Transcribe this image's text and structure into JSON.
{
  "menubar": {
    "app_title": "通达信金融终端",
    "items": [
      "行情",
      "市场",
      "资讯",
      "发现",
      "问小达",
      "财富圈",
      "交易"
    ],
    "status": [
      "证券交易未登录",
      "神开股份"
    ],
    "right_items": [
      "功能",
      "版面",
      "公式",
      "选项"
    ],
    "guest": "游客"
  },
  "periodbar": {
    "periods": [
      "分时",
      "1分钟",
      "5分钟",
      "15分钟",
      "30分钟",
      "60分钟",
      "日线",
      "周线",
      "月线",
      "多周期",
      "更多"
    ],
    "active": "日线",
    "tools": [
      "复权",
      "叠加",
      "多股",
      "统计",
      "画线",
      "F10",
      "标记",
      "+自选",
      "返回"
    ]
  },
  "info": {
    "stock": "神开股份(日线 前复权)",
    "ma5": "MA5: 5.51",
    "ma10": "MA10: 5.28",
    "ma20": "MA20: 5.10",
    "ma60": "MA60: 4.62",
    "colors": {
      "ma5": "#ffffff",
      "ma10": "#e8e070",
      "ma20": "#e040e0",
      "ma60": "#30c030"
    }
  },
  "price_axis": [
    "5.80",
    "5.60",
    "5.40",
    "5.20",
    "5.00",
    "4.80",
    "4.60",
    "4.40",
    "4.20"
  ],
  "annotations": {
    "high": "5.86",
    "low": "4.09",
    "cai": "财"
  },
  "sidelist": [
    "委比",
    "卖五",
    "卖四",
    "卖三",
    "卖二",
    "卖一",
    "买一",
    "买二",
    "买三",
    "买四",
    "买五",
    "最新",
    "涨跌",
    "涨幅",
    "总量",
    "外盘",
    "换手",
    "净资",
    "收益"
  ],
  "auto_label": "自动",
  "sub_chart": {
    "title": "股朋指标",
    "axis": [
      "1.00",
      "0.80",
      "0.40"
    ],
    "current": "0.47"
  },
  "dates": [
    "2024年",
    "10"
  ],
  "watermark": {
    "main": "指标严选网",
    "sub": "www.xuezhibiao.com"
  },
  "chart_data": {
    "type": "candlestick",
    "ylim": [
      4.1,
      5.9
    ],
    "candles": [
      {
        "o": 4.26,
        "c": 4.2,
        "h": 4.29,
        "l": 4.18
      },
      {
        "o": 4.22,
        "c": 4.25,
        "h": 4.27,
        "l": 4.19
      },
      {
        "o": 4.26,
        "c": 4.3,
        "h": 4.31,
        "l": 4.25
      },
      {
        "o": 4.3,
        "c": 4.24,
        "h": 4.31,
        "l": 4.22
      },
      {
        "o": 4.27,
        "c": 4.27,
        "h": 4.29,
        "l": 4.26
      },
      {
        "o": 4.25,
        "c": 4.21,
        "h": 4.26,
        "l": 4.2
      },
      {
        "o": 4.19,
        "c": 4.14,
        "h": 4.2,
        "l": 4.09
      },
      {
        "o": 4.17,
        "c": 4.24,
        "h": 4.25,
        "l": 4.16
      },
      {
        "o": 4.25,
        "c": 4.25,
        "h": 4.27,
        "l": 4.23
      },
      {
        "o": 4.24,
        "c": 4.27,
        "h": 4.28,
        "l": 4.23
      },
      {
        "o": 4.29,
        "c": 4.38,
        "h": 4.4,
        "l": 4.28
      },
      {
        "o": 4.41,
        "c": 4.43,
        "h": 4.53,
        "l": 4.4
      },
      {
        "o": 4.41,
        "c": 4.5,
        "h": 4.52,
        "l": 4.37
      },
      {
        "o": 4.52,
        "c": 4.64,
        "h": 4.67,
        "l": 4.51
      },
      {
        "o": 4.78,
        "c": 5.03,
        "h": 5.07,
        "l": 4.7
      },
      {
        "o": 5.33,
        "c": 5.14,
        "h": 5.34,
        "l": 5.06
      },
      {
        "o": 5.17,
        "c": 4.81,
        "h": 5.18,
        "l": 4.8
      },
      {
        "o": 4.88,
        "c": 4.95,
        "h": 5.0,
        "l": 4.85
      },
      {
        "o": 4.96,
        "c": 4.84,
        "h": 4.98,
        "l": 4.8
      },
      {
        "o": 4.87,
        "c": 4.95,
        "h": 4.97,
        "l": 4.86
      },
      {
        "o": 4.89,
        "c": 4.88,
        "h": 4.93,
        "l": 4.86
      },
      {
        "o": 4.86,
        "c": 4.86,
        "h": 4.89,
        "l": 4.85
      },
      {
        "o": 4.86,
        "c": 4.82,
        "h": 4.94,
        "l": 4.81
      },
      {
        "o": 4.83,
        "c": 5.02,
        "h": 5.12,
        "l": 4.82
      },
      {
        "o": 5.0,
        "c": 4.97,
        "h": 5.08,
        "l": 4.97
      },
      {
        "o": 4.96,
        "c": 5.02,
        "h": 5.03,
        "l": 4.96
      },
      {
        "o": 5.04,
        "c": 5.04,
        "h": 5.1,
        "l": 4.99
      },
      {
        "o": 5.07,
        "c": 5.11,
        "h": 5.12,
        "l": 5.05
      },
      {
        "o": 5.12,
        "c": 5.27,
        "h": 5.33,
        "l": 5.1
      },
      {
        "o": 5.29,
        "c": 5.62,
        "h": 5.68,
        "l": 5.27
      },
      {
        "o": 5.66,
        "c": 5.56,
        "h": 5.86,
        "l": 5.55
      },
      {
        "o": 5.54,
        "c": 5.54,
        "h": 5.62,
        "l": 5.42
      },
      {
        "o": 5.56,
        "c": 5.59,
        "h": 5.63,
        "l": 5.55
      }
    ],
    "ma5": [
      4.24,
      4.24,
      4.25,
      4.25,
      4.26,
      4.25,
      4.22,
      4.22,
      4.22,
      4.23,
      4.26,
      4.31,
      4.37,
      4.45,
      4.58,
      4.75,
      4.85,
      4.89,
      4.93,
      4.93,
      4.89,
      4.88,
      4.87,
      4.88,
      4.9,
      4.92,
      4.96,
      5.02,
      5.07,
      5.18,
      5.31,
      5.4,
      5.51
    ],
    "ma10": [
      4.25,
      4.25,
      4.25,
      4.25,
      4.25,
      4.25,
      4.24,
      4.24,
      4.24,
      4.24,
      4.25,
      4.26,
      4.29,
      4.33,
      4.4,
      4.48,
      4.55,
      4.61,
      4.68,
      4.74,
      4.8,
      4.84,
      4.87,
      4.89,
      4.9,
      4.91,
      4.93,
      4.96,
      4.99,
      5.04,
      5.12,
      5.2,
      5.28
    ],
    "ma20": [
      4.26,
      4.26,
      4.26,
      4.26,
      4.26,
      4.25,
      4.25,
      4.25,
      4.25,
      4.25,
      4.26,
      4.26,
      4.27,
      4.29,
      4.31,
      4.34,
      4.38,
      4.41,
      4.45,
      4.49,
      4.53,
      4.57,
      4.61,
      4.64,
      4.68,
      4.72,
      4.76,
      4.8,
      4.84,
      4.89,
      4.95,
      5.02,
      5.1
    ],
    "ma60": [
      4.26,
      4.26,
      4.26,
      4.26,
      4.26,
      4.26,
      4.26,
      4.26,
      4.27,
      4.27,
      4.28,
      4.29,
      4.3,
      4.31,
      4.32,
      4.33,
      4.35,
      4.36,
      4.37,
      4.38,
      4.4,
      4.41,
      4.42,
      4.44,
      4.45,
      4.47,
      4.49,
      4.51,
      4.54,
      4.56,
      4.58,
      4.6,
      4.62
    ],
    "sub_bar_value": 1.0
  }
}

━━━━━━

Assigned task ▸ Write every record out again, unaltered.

The answer ▸
Transcribe this image's text and structure into JSON.
{
  "menubar": {
    "app_title": "通达信金融终端",
    "items": [
      "行情",
      "市场",
      "资讯",
      "发现",
      "问小达",
      "财富圈",
      "交易"
    ],
    "status": [
      "证券交易未登录",
      "神开股份"
    ],
    "right_items": [
      "功能",
      "版面",
      "公式",
      "选项"
    ],
    "guest": "游客"
  },
  "periodbar": {
    "periods": [
      "分时",
      "1分钟",
      "5分钟",
      "15分钟",
      "30分钟",
      "60分钟",
      "日线",
      "周线",
      "月线",
      "多周期",
      "更多"
    ],
    "active": "日线",
    "tools": [
      "复权",
      "叠加",
      "多股",
      "统计",
      "画线",
      "F10",
      "标记",
      "+自选",
      "返回"
    ]
  },
  "info": {
    "stock": "神开股份(日线 前复权)",
    "ma5": "MA5: 5.51",
    "ma10": "MA10: 5.28",
    "ma20": "MA20: 5.10",
    "ma60": "MA60: 4.62",
    "colors": {
      "ma5": "#ffffff",
      "ma10": "#e8e070",
      "ma20": "#e040e0",
      "ma60": "#30c030"
    }
  },
  "price_axis": [
    "5.80",
    "5.60",
    "5.40",
    "5.20",
    "5.00",
    "4.80",
    "4.60",
    "4.40",
    "4.20"
  ],
  "annotations": {
    "high": "5.86",
    "low": "4.09",
    "cai": "财"
  },
  "sidelist": [
    "委比",
    "卖五",
    "卖四",
    "卖三",
    "卖二",
    "卖一",
    "买一",
    "买二",
    "买三",
    "买四",
    "买五",
    "最新",
    "涨跌",
    "涨幅",
    "总量",
    "外盘",
    "换手",
    "净资",
    "收益"
  ],
  "auto_label": "自动",
  "sub_chart": {
    "title": "股朋指标",
    "axis": [
      "1.00",
      "0.80",
      "0.40"
    ],
    "current": "0.47"
  },
  "dates": [
    "2024年",
    "10"
  ],
  "watermark": {
    "main": "指标严选网",
    "sub": "www.xuezhibiao.com"
  },
  "chart_data": {
    "type": "candlestick",
    "ylim": [
      4.1,
      5.9
    ],
    "candles": [
      {
        "o": 4.26,
        "c": 4.2,
        "h": 4.29,
        "l": 4.18
      },
      {
        "o": 4.22,
        "c": 4.25,
        "h": 4.27,
        "l": 4.19
      },
      {
        "o": 4.26,
        "c": 4.3,
        "h": 4.31,
        "l": 4.25
      },
      {
        "o": 4.3,
        "c": 4.24,
        "h": 4.31,
        "l": 4.22
      },
      {
        "o": 4.27,
        "c": 4.27,
        "h": 4.29,
        "l": 4.26
      },
      {
        "o": 4.25,
        "c": 4.21,
        "h": 4.26,
        "l": 4.2
      },
      {
        "o": 4.19,
        "c": 4.14,
        "h": 4.2,
        "l": 4.09
      },
      {
        "o": 4.17,
        "c": 4.24,
        "h": 4.25,
        "l": 4.16
      },
      {
        "o": 4.25,
        "c": 4.25,
        "h": 4.27,
        "l": 4.23
      },
      {
        "o": 4.24,
        "c": 4.27,
        "h": 4.28,
        "l": 4.23
      },
      {
        "o": 4.29,
        "c": 4.38,
        "h": 4.4,
        "l": 4.28
      },
      {
        "o": 4.41,
        "c": 4.43,
        "h": 4.53,
        "l": 4.4
      },
      {
        "o": 4.41,
        "c": 4.5,
        "h": 4.52,
        "l": 4.37
      },
      {
        "o": 4.52,
        "c": 4.64,
        "h": 4.67,
        "l": 4.51
      },
      {
        "o": 4.78,
        "c": 5.03,
        "h": 5.07,
        "l": 4.7
      },
      {
        "o": 5.33,
        "c": 5.14,
        "h": 5.34,
        "l": 5.06
      },
      {
        "o": 5.17,
        "c": 4.81,
        "h": 5.18,
        "l": 4.8
      },
      {
        "o": 4.88,
        "c": 4.95,
        "h": 5.0,
        "l": 4.85
      },
      {
        "o": 4.96,
        "c": 4.84,
        "h": 4.98,
        "l": 4.8
      },
      {
        "o": 4.87,
        "c": 4.95,
        "h": 4.97,
        "l": 4.86
      },
      {
        "o": 4.89,
        "c": 4.88,
        "h": 4.93,
        "l": 4.86
      },
      {
        "o": 4.86,
        "c": 4.86,
        "h": 4.89,
        "l": 4.85
      },
      {
        "o": 4.86,
        "c": 4.82,
        "h": 4.94,
        "l": 4.81
      },
      {
        "o": 4.83,
        "c": 5.02,
        "h": 5.12,
        "l": 4.82
      },
      {
        "o": 5.0,
        "c": 4.97,
        "h": 5.08,
        "l": 4.97
      },
      {
        "o": 4.96,
        "c": 5.02,
        "h": 5.03,
        "l": 4.96
      },
      {
        "o": 5.04,
        "c": 5.04,
        "h": 5.1,
        "l": 4.99
      },
      {
        "o": 5.07,
        "c": 5.11,
        "h": 5.12,
        "l": 5.05
      },
      {
        "o": 5.12,
        "c": 5.27,
        "h": 5.33,
        "l": 5.1
      },
      {
        "o": 5.29,
        "c": 5.62,
        "h": 5.68,
        "l": 5.27
      },
      {
        "o": 5.66,
        "c": 5.56,
        "h": 5.86,
        "l": 5.55
      },
      {
        "o": 5.54,
        "c": 5.54,
        "h": 5.62,
        "l": 5.42
      },
      {
        "o": 5.56,
        "c": 5.59,
        "h": 5.63,
        "l": 5.55
      }
    ],
    "ma5": [
      4.24,
      4.24,
      4.25,
      4.25,
      4.26,
      4.25,
      4.22,
      4.22,
      4.22,
      4.23,
      4.26,
      4.31,
      4.37,
      4.45,
      4.58,
      4.75,
      4.85,
      4.89,
      4.93,
      4.93,
      4.89,
      4.88,
      4.87,
      4.88,
      4.9,
      4.92,
      4.96,
      5.02,
      5.07,
      5.18,
      5.31,
      5.4,
      5.51
    ],
    "ma10": [
      4.25,
      4.25,
      4.25,
      4.25,
      4.25,
      4.25,
      4.24,
      4.24,
      4.24,
      4.24,
      4.25,
      4.26,
      4.29,
      4.33,
      4.4,
      4.48,
      4.55,
      4.61,
      4.68,
      4.74,
      4.8,
      4.84,
      4.87,
      4.89,
      4.9,
      4.91,
      4.93,
      4.96,
      4.99,
      5.04,
      5.12,
      5.2,
      5.28
    ],
    "ma20": [
      4.26,
      4.26,
      4.26,
      4.26,
      4.26,
      4.25,
      4.25,
      4.25,
      4.25,
      4.25,
      4.26,
      4.26,
      4.27,
      4.29,
      4.31,
      4.34,
      4.38,
      4.41,
      4.45,
      4.49,
      4.53,
      4.57,
      4.61,
      4.64,
      4.68,
      4.72,
      4.76,
      4.8,
      4.84,
      4.89,
      4.95,
      5.02,
      5.1
    ],
    "ma60": [
      4.26,
      4.26,
      4.26,
      4.26,
      4.26,
      4.26,
      4.26,
      4.26,
      4.27,
      4.27,
      4.28,
      4.29,
      4.3,
      4.31,
      4.32,
      4.33,
      4.35,
      4.36,
      4.37,
      4.38,
      4.4,
      4.41,
      4.42,
      4.44,
      4.45,
      4.47,
      4.49,
      4.51,
      4.54,
      4.56,
      4.58,
      4.6,
      4.62
    ],
    "sub_bar_value": 1.0
  }
}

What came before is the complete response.